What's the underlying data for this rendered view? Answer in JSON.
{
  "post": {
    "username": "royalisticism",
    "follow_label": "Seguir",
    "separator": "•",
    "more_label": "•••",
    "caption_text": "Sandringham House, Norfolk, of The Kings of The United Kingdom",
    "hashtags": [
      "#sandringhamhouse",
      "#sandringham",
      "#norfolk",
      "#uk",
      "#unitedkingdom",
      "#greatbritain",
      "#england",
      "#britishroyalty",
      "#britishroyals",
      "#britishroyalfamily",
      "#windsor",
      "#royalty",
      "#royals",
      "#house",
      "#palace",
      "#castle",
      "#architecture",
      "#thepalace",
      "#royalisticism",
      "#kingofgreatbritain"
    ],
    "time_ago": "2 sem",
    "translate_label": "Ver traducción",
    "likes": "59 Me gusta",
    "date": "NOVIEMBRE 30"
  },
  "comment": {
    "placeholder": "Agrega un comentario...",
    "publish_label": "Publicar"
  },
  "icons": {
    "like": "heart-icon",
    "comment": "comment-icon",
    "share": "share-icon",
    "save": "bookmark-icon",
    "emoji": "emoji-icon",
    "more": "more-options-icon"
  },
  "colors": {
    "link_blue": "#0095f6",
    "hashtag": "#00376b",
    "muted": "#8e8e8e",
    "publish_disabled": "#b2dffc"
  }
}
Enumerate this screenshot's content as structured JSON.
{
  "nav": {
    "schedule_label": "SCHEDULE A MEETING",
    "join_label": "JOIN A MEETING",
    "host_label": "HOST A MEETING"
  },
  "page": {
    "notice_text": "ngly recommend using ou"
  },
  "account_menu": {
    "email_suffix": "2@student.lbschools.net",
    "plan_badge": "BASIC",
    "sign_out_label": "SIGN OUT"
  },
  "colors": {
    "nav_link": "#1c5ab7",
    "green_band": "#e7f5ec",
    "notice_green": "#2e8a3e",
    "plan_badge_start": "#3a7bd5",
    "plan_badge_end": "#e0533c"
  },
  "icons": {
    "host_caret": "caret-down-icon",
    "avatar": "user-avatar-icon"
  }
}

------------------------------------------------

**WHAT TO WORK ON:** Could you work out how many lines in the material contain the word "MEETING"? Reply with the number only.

**OUTPUT FOR THIS TASK:** 3